Rather than a costly error, Germany's experience with solar electricity is actually a major success (Germany pays the price, Jan. 28).
Germany is the world's leading jurisdiction in the use of photovoltaics to generate electricity. It hosts more than half of the global solar electricity capacity installed to date. Beside producing clean, renewable electricity, Germany's investment in photovoltaics has generated substantial job creation and industrial development. For example, Deutsche Bank has estimated that the German photovoltaic industry already employs 64,700 people and will see rising exports that are projected to reach 20 to 30 billion euros per year by the end of the decade.

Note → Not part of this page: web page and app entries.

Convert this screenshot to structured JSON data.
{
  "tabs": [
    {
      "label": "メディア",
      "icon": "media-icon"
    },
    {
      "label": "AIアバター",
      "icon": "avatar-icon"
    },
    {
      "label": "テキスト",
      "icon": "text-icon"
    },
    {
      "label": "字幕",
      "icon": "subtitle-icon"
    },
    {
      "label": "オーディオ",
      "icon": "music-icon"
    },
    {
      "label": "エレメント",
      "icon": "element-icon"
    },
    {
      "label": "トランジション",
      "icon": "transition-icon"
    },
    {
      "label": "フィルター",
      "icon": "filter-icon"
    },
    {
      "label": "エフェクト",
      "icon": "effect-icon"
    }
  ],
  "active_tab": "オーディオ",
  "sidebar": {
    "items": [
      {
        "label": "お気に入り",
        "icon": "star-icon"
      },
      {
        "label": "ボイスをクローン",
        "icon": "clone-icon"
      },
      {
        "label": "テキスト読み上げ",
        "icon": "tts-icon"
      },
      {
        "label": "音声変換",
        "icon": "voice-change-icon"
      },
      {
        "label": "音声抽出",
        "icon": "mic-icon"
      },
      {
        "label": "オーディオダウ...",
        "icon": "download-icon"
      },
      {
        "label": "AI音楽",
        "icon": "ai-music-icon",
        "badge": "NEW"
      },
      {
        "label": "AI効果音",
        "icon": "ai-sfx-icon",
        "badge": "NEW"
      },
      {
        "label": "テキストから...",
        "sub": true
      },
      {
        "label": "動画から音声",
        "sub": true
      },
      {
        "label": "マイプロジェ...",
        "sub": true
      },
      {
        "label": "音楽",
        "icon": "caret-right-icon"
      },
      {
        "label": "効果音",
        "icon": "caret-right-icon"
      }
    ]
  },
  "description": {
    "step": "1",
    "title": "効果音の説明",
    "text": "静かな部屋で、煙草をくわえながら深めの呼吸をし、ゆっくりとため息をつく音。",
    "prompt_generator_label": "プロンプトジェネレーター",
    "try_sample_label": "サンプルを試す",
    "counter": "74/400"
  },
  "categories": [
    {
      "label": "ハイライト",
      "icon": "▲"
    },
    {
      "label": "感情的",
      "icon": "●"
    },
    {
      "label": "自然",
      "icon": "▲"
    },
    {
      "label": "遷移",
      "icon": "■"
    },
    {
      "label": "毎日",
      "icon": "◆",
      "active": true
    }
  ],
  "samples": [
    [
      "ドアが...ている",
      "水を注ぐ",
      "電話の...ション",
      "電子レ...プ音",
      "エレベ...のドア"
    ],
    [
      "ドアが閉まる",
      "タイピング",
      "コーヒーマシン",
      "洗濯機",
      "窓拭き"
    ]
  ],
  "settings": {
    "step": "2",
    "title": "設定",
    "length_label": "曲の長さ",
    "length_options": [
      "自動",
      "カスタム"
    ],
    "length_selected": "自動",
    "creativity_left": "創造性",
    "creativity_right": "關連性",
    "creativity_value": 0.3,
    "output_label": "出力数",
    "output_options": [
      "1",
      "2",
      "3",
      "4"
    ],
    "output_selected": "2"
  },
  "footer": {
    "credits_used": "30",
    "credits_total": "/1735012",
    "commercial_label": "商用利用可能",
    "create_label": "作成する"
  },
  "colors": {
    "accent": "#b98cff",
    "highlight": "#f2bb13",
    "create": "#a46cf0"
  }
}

While it is true that public support for photovoltaics has led to an increase in electricity rates for Germans, the cost is modest -- about 12 euros per month for an average household. The need for future subsidies for photovoltaics is fading as the cost of solar electricity continues to plunge. A recent report supported by the European Commission has found that "grid parity" -- a term that describes when electricity generated from solar photovoltaics is competitive against conventional power generation -- is already starting to be achieved in Germany. It is therefore not surprising that German Chancellor Angela Merkel has tabled an energy plan to accelerate the growth of Germany's domestic renewable energy market with solar electricity playing a key role.